- [Work item]: The lines you return must be all those in the data that hold the string "StacyeBe".

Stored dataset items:
[Start of section]

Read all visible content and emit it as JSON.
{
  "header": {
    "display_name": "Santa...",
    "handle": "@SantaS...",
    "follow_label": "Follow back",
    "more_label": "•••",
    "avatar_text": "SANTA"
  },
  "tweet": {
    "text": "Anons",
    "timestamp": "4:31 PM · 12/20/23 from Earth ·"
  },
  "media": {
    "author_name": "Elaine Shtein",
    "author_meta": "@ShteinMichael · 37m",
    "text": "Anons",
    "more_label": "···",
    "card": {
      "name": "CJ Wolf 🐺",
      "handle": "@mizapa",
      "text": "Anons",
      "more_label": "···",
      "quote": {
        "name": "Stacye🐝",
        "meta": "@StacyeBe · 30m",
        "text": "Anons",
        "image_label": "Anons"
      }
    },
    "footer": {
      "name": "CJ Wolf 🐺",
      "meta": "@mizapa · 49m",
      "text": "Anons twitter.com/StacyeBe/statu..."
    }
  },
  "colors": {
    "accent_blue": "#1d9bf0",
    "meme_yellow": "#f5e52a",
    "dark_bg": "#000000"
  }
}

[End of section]

- [Solution for this exercise]:
        "meta": "@StacyeBe · 30m",
      "text": "Anons twitter.com/StacyeBe/statu..."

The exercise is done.